Hatter’s Lane like neighbouring Coxon’s Lane and Wallace Green is a cul-de sacrunning north from Walkergate to the Elizabethan walls. However, this was not always the case. A golden rule of landscape archaeology is that paths and roads never change coarse. They may change in importance, but not their alignment unless there’s a really good reason. The building of the Elizabethan walls between 1558 and 1570 is one such reason.
There seems to be a correlation between the older towers on the mediaeval walls and roads leading to them and one can imagine an earlier grid of roads in the north of the town.
If one “erases” the Elizabethan walls (remembering that the area between the Elizabethan walls and The Greenses was largely undeveloped until the late 19th century) one may extrapolate these cul-de-sacs northwards (see map). It seems that Hatter’s Lane joins on to Brucegate, Coxon’s Lane to a path leading from the Greenses to the Bell Tower and Wallace Green, the main road to Edinburgh, through the Wallace Gate (between Bell Tower and Lord’s Mount).
A date stone with the legend T S 1589 carved on its face was found during redevelopment of Coxon’s Lane in the late 1970s / early 1980s. It is possible this house was built by a member of Oliver Selby’s family shortly after the walls had been completed. It is now on display in Berwick Museum.
This other photograph dates from about 1935 showing the west side of Hatter’s Lane looking north.

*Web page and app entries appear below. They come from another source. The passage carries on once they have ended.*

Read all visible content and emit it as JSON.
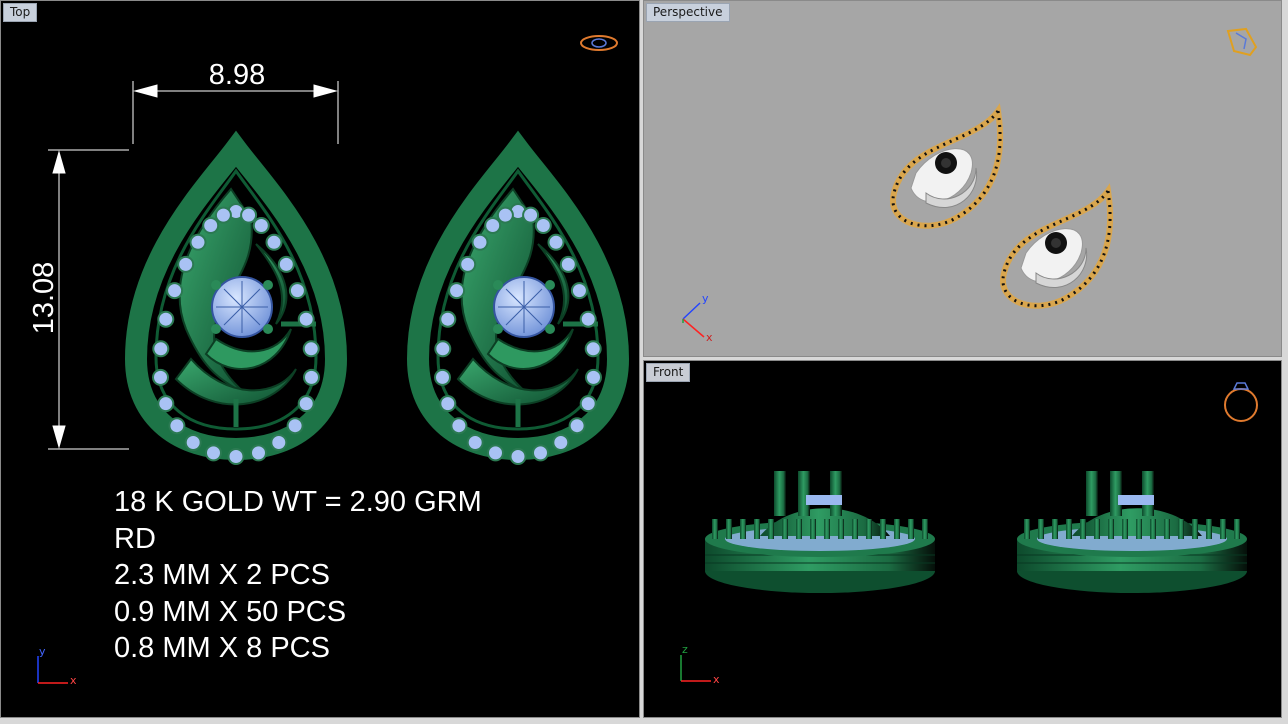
{
  "viewports": {
    "top": {
      "label": "Top"
    },
    "perspective": {
      "label": "Perspective"
    },
    "front": {
      "label": "Front"
    }
  },
  "dimensions": {
    "width": "8.98",
    "height": "13.08"
  },
  "specs": {
    "line1": "18 K GOLD WT = 2.90 GRM",
    "line2": "RD",
    "line3": "2.3 MM X 2 PCS",
    "line4": "0.9 MM X 50 PCS",
    "line5": "0.8 MM X 8 PCS"
  },
  "axes": {
    "top": {
      "y": "y",
      "x": "x"
    },
    "perspective": {
      "y": "y",
      "x": "x"
    },
    "front": {
      "y": "z",
      "x": "x"
    }
  },
  "colors": {
    "metal_green": "#1f7a4c",
    "stone_blue": "#9ab8f0",
    "gold": "#e4b45a",
    "viewport_gray": "#a6a6a6"
  },
  "icons": {
    "top": "ring-top-icon",
    "perspective": "ring-perspective-icon",
    "front": "ring-front-icon"
  }
}
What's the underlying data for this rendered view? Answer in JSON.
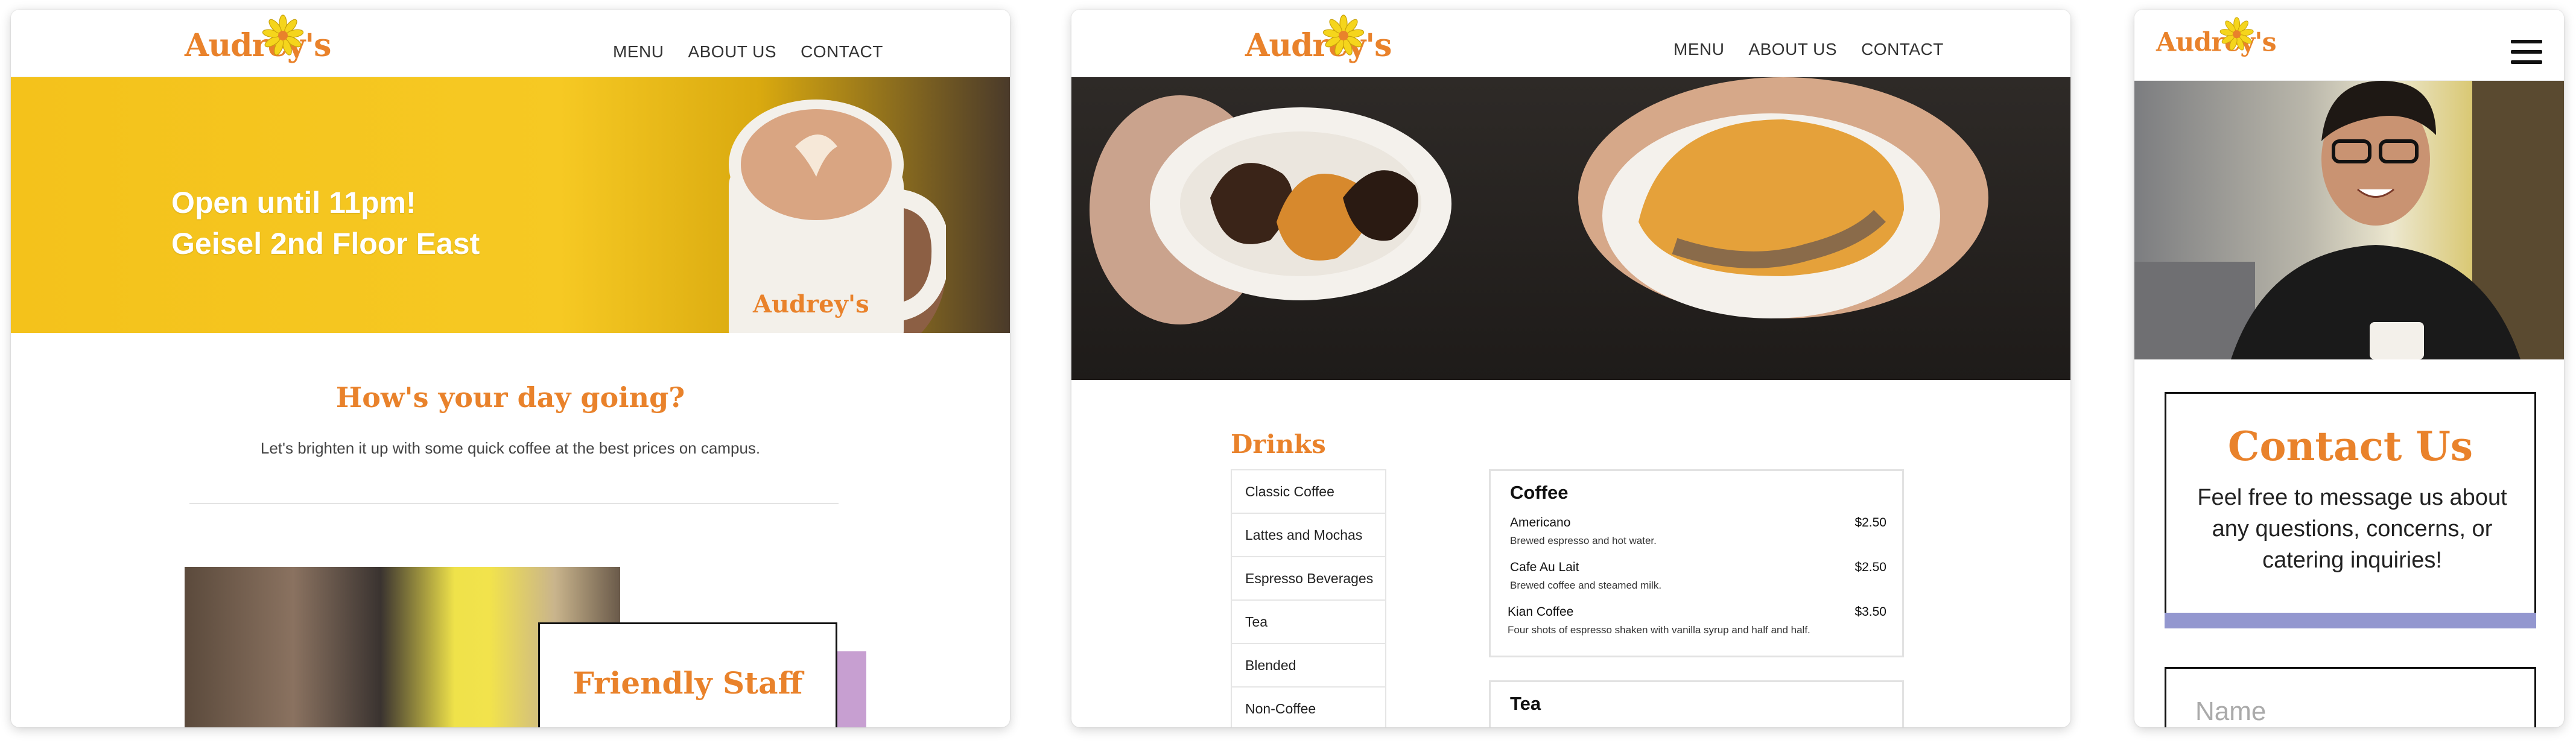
{
  "brand": {
    "logo_text": "Audrey's",
    "accent": "#e9822b",
    "purple": "#c79fd1"
  },
  "nav": {
    "items": [
      "MENU",
      "ABOUT US",
      "CONTACT"
    ]
  },
  "home": {
    "hero_line1": "Open until 11pm!",
    "hero_line2": "Geisel 2nd Floor East",
    "heading": "How's your day going?",
    "subtext": "Let's brighten it up with some quick coffee at the best prices on campus.",
    "staff_card_title": "Friendly Staff"
  },
  "menu": {
    "drinks_title": "Drinks",
    "categories": [
      "Classic Coffee",
      "Lattes and Mochas",
      "Espresso Beverages",
      "Tea",
      "Blended",
      "Non-Coffee"
    ],
    "coffee": {
      "title": "Coffee",
      "items": [
        {
          "name": "Americano",
          "price": "$2.50",
          "desc": "Brewed espresso and hot water."
        },
        {
          "name": "Cafe Au Lait",
          "price": "$2.50",
          "desc": "Brewed coffee and steamed milk."
        },
        {
          "name": "Kian Coffee",
          "price": "$3.50",
          "desc": "Four shots of espresso shaken with vanilla syrup and half and half."
        }
      ]
    },
    "tea": {
      "title": "Tea"
    }
  },
  "contact": {
    "title": "Contact Us",
    "text": "Feel free to message us about any questions, concerns, or catering inquiries!",
    "name_placeholder": "Name",
    "bar_color": "#9397cf"
  }
}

I hope that is of some interest. Please tell all your friends about this site.